For example, I can watch any TV channel that is provided by my cable service in Northwest Arkansas. The programs and news are live, just as though I am looking at my home TV. I am able to do so over something called “Slingbox.” I can even change channels by clicking on the replica of my “clicker” at home that is shown on my Slingbox program. Don’t ask me how it works, it just does. In Ajijic, I also can watch news from Mexico and can get glimpses of news from all around the world. Data is everywhere.

There are also groups called ‘chat groups” that fill up my e-mail almost to the point of choking me with so called “factual information.” So the problem comes in knowing which articles, stories, reports, chat groups etc. are really telling the truth. In contemplating how to discern truth for both good news and bad news, I found an old children’s tale, which in the age of information bombardment, can teach us to be more discerning.

In ancient Greece, Socrates’s knowledge was held in high esteem. One day a fellow met the great philosopher and said, “Do you know what I just heard about your friend?” “Hold on a minute,” Socrates replied. “Before telling me anything I’d like you to pass a little test. It’s called the Triple Filter Test.”

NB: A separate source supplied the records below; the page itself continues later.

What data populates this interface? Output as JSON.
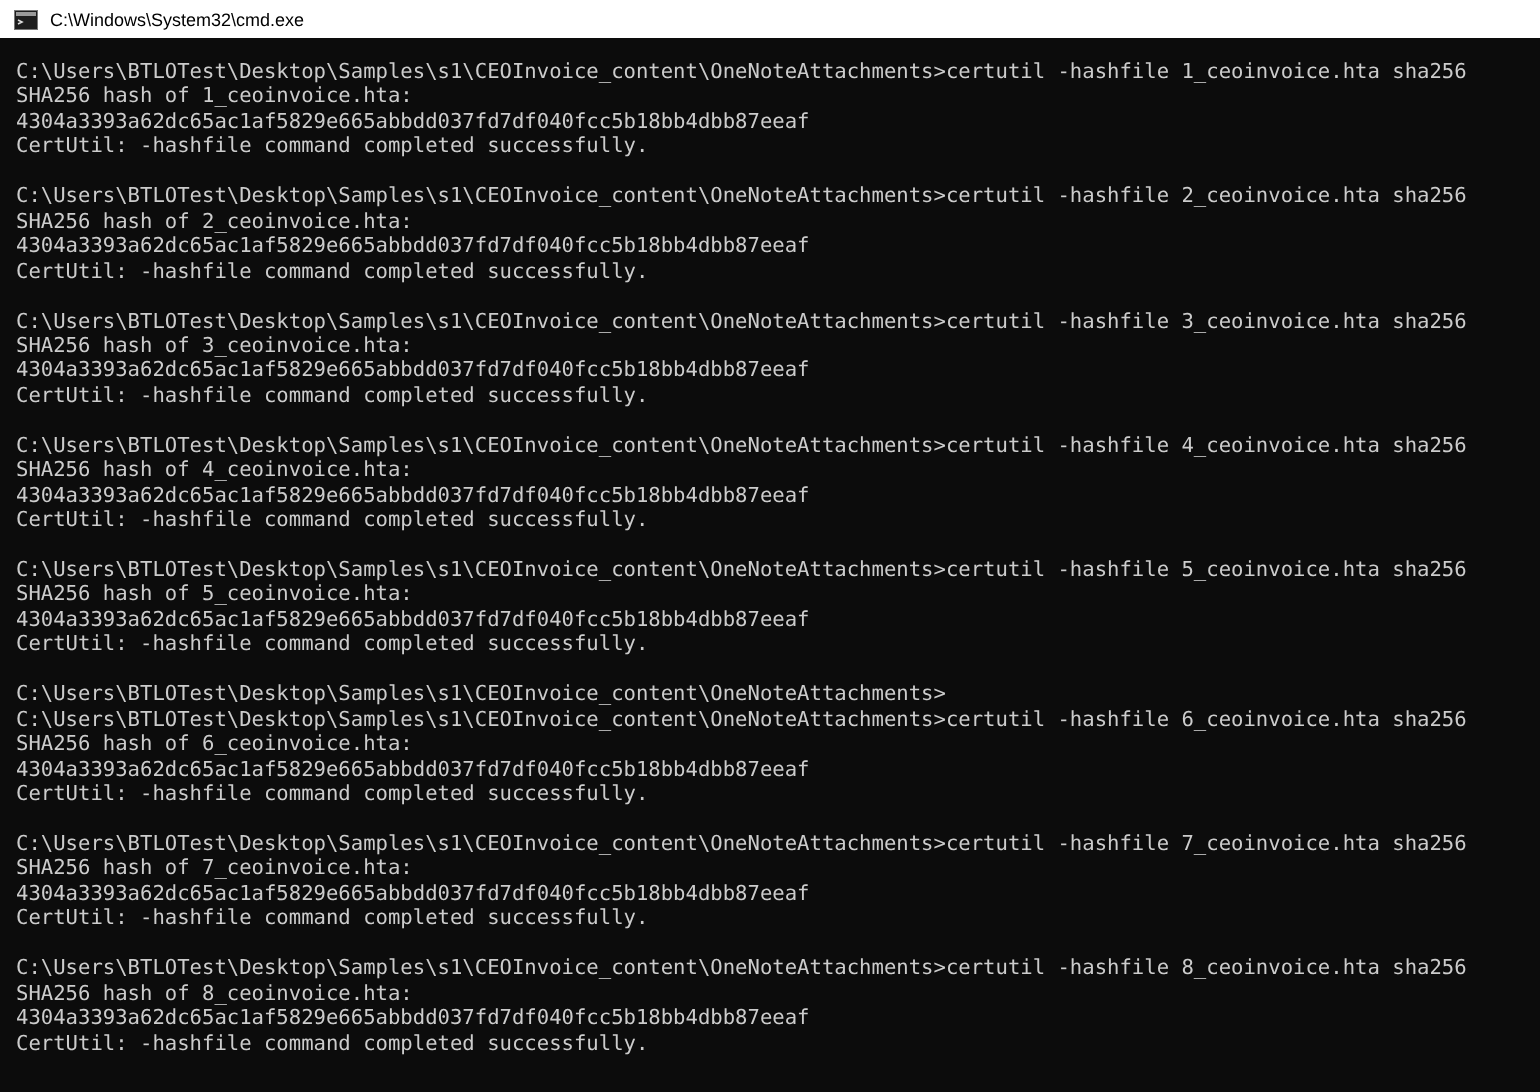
{
  "window": {
    "title": "C:\\Windows\\System32\\cmd.exe"
  },
  "blocks": [
    {
      "lines": [
        "C:\\Users\\BTLOTest\\Desktop\\Samples\\s1\\CEOInvoice_content\\OneNoteAttachments>certutil -hashfile 1_ceoinvoice.hta sha256",
        "SHA256 hash of 1_ceoinvoice.hta:",
        "4304a3393a62dc65ac1af5829e665abbdd037fd7df040fcc5b18bb4dbb87eeaf",
        "CertUtil: -hashfile command completed successfully."
      ]
    },
    {
      "lines": [
        "C:\\Users\\BTLOTest\\Desktop\\Samples\\s1\\CEOInvoice_content\\OneNoteAttachments>certutil -hashfile 2_ceoinvoice.hta sha256",
        "SHA256 hash of 2_ceoinvoice.hta:",
        "4304a3393a62dc65ac1af5829e665abbdd037fd7df040fcc5b18bb4dbb87eeaf",
        "CertUtil: -hashfile command completed successfully."
      ]
    },
    {
      "lines": [
        "C:\\Users\\BTLOTest\\Desktop\\Samples\\s1\\CEOInvoice_content\\OneNoteAttachments>certutil -hashfile 3_ceoinvoice.hta sha256",
        "SHA256 hash of 3_ceoinvoice.hta:",
        "4304a3393a62dc65ac1af5829e665abbdd037fd7df040fcc5b18bb4dbb87eeaf",
        "CertUtil: -hashfile command completed successfully."
      ]
    },
    {
      "lines": [
        "C:\\Users\\BTLOTest\\Desktop\\Samples\\s1\\CEOInvoice_content\\OneNoteAttachments>certutil -hashfile 4_ceoinvoice.hta sha256",
        "SHA256 hash of 4_ceoinvoice.hta:",
        "4304a3393a62dc65ac1af5829e665abbdd037fd7df040fcc5b18bb4dbb87eeaf",
        "CertUtil: -hashfile command completed successfully."
      ]
    },
    {
      "lines": [
        "C:\\Users\\BTLOTest\\Desktop\\Samples\\s1\\CEOInvoice_content\\OneNoteAttachments>certutil -hashfile 5_ceoinvoice.hta sha256",
        "SHA256 hash of 5_ceoinvoice.hta:",
        "4304a3393a62dc65ac1af5829e665abbdd037fd7df040fcc5b18bb4dbb87eeaf",
        "CertUtil: -hashfile command completed successfully."
      ]
    },
    {
      "lines": [
        "C:\\Users\\BTLOTest\\Desktop\\Samples\\s1\\CEOInvoice_content\\OneNoteAttachments>",
        "C:\\Users\\BTLOTest\\Desktop\\Samples\\s1\\CEOInvoice_content\\OneNoteAttachments>certutil -hashfile 6_ceoinvoice.hta sha256",
        "SHA256 hash of 6_ceoinvoice.hta:",
        "4304a3393a62dc65ac1af5829e665abbdd037fd7df040fcc5b18bb4dbb87eeaf",
        "CertUtil: -hashfile command completed successfully."
      ]
    },
    {
      "lines": [
        "C:\\Users\\BTLOTest\\Desktop\\Samples\\s1\\CEOInvoice_content\\OneNoteAttachments>certutil -hashfile 7_ceoinvoice.hta sha256",
        "SHA256 hash of 7_ceoinvoice.hta:",
        "4304a3393a62dc65ac1af5829e665abbdd037fd7df040fcc5b18bb4dbb87eeaf",
        "CertUtil: -hashfile command completed successfully."
      ]
    },
    {
      "lines": [
        "C:\\Users\\BTLOTest\\Desktop\\Samples\\s1\\CEOInvoice_content\\OneNoteAttachments>certutil -hashfile 8_ceoinvoice.hta sha256",
        "SHA256 hash of 8_ceoinvoice.hta:",
        "4304a3393a62dc65ac1af5829e665abbdd037fd7df040fcc5b18bb4dbb87eeaf",
        "CertUtil: -hashfile command completed successfully."
      ]
    }
  ]
}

“Triple Filter?” the man asked. “That’s right,” Socrates continued. “Before you talk to me about my friend, it might be a good idea to take a moment and filter what you’re going to say. That’s why I call it the triple filter test.”

“The first filter is Truth. Have you made absolutely sure that what you are about to tell me is true?” “No,” the man said, “actually I just heard about it and…” “All right,” said Socrates. “So you don’t know if it’s true or not. Now let’s try the second filter, the filter of Goodness. Is what you are about to tell me about my friend something good.”

“No, on the contrary,” the man replied. “So,” Socrates continued, “you want to tell me something bad about him, but you’re not certain it’s true. You may still pass the test though, because there is one filter left: the filter of Usefulness. Is what you want to tell me about my friend going to be useful to me?”

“No, not really,” the man replied.

“Well,” concluded Socrates, ‘If what you want to tell me is neither true nor good nor even useful, why tell it to me at all?”

The lesson is clear. While we participate in loose talks to curb our boredom, when it comes to friends it is not worth it. You can relate this ancient tale to the stories we hear over the Internet, talk shows, news analysis shows. That’s true when it concerns events that—if they were true—would materially affect our world, but which may or may not have really happened. We should put them all through the Triple Filter Test. Shalom!

primi sui motori con e-max

Add comment

Security code
Refresh

August 2014 Please select one: Online format Only articles (respond to any article here) Magazine style format Articles and
Editor’s Page By Alejandro Grattan-Dominguez For more editorials, visit: http://thedarksideofthedream.com   (This past July 4th marked the
CHARLIE KLESTADT—Cruz Roja, and Blessings By Margaret Ann Porter   Charlie and Ann Klestadt celebrated their 542nd month of marriage over dinner
Anita’s Animals By Jackie Kellum   This question comes up frequently, asked by both “newbies” and non-newbies to lakeside. Is there a SPCA
HENRY DAVID THOREAU —Prophet of Silence, Simplicity and Solitude By Dr. Lorin Swinehart   Today, 150 years after his passing, Henry David Thoreau